_Records provided_

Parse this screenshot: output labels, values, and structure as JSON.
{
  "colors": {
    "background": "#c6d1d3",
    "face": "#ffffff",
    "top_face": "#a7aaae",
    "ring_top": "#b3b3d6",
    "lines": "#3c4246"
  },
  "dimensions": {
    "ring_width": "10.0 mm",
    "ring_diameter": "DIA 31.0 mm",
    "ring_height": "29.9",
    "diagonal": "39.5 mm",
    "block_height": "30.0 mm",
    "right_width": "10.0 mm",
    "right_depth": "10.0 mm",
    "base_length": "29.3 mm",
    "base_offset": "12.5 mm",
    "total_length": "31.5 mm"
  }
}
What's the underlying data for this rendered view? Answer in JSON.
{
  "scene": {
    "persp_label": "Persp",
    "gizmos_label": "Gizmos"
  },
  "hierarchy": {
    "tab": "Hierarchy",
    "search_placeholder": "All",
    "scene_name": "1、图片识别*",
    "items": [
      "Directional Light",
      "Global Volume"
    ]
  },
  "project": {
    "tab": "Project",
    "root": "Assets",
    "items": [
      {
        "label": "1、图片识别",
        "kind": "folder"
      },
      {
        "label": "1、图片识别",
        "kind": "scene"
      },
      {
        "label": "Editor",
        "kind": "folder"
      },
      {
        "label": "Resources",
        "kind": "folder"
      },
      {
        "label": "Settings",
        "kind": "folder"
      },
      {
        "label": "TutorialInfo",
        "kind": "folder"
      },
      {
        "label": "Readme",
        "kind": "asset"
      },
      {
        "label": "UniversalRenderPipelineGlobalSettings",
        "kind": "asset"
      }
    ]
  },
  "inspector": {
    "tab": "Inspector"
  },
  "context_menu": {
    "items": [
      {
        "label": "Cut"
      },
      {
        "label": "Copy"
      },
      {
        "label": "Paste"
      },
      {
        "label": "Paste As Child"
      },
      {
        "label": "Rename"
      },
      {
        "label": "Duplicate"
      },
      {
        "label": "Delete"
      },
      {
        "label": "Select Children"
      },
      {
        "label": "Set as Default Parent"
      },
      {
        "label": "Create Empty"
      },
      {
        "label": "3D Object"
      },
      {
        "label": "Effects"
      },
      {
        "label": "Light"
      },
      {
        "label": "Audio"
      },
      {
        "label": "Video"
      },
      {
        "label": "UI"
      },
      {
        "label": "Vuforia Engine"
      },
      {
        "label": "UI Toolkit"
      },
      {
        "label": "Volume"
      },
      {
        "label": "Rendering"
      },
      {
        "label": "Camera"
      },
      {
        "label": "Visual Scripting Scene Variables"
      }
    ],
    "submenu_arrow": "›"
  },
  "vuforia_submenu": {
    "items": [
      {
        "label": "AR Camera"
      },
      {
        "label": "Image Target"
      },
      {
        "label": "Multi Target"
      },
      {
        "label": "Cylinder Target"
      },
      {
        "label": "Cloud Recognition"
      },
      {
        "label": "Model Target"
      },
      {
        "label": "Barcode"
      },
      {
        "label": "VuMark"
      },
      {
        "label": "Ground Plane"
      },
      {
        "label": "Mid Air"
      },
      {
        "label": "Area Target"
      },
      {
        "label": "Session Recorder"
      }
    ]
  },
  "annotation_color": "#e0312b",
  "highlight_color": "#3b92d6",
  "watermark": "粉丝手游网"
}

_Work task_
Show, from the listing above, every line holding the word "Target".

_Result_
        "label": "Image Target"
        "label": "Multi Target"
        "label": "Cylinder Target"
        "label": "Model Target"
        "label": "Area Target"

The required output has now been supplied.